"I have just returned from a working visit to Cuba. They are very interested in cooperating with us in the use of the Glonass system, which will cover the globe by 2010," Roscosmos chief Anatoly Perminov told reporters in Moscow.
He said Moscow and Havana are working on a space cooperation agreement and have considered ways of jointly using earth remote sensing satellites.
Russia has previously said it intends to share its space technology with Cuba, and has begun discussions on building a space center in the country.
Perminov also said Russia would like to station several ground based space communication facilities in Venezuela, but stressed that they would have no military application.
Glonass (Global Navigation Satellite System) is the Russian equivalent of the U.S. Global Positioning System (GPS), which is designed for both military and civilian use, and allows users to identify their positions in real time.

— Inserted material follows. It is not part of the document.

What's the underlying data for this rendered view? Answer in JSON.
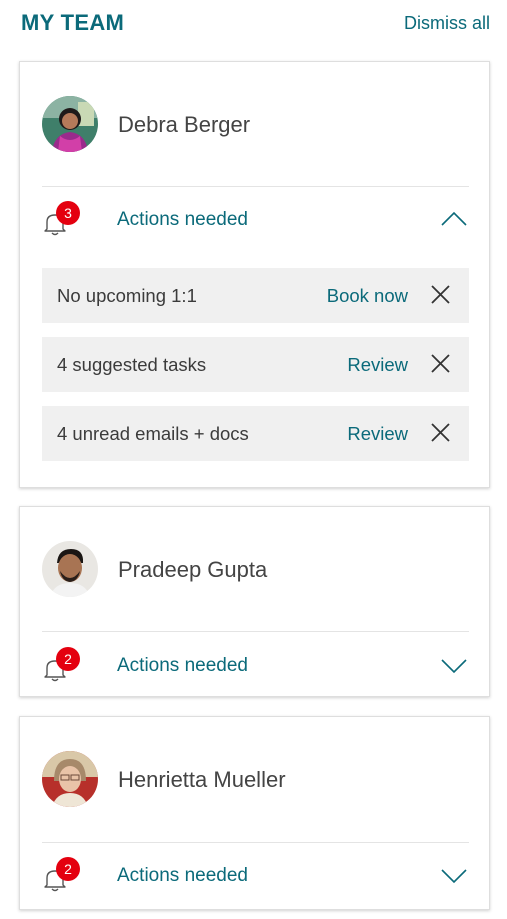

Russia plans to launch six satellites in the next three months to increase the existing Glonass grouping to 18-19 spacecraft.
According to the Central Research Institute for Machine Building, the Glonass system currently consists of 16 satellites, with 13 satellites working in orbit, two undergoing maintenance, and one due to be withdrawn from the orbital grouping.
Perminov earlier said that the number of Glonass satellites will be increased from the current 16 to 30 by 2011.
A total of 9.9 billion rubles (around $400 million at the current exchange rate) was allocated for Glonass from the federal budget in 2007, and 4.7 billion rubles ($190 million) in 2006.
Russian Prime Minister Vladimir Putin signed a directive on September 12 allocating an additional $2.6 billion to develop the Glonass system.